┌──
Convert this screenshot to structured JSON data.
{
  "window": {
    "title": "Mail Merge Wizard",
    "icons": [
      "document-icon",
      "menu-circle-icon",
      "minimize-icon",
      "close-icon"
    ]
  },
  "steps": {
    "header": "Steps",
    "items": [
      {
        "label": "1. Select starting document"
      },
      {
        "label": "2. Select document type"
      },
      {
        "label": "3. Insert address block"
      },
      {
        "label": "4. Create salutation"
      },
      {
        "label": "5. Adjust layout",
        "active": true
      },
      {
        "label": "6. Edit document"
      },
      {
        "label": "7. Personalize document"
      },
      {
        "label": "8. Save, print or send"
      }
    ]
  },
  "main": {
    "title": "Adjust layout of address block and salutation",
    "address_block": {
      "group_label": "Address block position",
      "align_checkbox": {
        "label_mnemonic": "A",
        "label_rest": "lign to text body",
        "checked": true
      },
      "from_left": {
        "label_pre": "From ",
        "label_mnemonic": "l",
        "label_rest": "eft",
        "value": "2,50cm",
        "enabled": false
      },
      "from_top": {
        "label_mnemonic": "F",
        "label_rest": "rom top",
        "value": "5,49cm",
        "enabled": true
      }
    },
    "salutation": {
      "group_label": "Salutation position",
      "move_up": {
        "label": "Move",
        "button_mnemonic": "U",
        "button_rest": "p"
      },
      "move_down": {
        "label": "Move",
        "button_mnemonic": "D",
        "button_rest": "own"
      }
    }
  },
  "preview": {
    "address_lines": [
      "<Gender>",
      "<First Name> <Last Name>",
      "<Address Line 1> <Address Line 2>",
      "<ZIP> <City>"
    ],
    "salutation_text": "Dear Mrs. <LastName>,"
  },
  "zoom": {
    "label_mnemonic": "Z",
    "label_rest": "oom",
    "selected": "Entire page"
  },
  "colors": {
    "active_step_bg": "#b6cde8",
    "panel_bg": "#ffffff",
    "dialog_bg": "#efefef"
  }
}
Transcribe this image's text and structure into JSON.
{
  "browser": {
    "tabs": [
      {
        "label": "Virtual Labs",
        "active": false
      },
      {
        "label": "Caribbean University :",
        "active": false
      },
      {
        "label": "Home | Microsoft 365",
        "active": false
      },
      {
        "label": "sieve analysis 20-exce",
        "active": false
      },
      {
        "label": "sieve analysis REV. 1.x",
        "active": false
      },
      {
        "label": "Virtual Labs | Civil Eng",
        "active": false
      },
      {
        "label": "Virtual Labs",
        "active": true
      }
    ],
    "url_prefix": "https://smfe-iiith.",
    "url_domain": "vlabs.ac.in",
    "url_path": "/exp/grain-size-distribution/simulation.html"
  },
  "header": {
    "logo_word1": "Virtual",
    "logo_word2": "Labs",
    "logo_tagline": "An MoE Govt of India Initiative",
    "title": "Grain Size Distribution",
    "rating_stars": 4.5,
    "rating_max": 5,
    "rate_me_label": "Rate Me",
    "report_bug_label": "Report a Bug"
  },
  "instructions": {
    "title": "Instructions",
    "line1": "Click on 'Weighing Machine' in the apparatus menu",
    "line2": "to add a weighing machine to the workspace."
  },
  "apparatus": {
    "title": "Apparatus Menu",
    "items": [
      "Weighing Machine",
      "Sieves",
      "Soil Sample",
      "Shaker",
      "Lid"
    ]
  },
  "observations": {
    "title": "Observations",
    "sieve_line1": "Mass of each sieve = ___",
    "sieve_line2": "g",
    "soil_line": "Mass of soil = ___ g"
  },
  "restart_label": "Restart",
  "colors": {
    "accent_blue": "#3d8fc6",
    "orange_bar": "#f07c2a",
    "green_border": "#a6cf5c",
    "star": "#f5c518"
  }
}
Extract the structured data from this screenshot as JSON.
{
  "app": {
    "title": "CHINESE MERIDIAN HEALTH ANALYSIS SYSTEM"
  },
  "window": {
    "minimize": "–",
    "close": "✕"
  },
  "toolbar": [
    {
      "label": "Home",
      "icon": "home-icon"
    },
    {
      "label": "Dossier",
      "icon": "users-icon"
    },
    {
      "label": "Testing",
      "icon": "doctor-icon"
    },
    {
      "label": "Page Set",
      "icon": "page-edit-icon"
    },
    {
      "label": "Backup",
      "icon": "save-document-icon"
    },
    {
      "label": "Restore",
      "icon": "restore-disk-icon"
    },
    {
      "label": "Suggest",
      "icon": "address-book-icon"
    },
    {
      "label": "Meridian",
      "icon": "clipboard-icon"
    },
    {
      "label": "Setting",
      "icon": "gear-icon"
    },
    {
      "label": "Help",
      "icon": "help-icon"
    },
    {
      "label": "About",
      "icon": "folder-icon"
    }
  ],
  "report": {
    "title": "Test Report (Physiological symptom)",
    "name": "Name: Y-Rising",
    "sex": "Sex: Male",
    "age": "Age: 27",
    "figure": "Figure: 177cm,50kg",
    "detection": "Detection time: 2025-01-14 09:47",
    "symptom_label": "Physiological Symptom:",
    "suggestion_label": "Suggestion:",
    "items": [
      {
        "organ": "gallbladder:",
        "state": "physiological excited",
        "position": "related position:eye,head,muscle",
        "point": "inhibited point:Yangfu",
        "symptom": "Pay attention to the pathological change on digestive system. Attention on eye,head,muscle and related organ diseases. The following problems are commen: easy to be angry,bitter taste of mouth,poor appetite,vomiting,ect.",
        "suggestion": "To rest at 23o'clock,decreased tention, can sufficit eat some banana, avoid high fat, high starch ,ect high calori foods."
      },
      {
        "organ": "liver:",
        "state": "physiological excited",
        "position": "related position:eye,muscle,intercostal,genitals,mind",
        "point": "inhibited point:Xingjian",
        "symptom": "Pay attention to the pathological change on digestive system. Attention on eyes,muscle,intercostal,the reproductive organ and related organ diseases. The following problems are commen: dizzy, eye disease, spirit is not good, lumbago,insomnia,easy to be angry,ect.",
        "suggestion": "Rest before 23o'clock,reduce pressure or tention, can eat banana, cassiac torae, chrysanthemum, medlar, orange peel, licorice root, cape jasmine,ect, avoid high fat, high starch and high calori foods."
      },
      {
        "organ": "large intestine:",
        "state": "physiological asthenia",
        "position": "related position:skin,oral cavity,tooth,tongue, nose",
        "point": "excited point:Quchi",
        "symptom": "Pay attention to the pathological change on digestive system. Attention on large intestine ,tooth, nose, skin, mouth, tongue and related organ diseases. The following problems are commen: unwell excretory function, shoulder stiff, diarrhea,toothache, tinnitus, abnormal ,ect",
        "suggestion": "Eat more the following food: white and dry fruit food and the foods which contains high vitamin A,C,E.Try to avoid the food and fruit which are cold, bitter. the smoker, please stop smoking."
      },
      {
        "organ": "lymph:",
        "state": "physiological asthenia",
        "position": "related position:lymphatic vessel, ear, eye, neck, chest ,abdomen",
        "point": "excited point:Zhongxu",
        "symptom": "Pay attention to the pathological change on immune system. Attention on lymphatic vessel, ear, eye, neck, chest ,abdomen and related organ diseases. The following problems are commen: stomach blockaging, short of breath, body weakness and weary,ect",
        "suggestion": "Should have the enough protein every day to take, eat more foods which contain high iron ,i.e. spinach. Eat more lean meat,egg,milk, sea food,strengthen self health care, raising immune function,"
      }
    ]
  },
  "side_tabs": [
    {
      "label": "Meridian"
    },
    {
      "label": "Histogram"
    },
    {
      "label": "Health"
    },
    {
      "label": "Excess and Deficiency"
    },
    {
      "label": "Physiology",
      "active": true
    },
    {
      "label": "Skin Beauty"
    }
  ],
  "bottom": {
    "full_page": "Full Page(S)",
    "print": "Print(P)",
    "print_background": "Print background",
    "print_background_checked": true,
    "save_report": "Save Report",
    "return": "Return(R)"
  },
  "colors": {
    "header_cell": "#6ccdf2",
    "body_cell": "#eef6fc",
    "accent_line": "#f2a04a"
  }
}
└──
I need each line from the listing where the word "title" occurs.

### PROBLEM SOLUTION
    "title": "Mail Merge Wizard",
    "title": "Adjust layout of address block and salutation",
    "title": "Grain Size Distribution",
    "title": "Instructions",
    "title": "Apparatus Menu",
    "title": "Observations",
    "title": "CHINESE MERIDIAN HEALTH ANALYSIS SYSTEM"
    "title": "Test Report (Physiological symptom)",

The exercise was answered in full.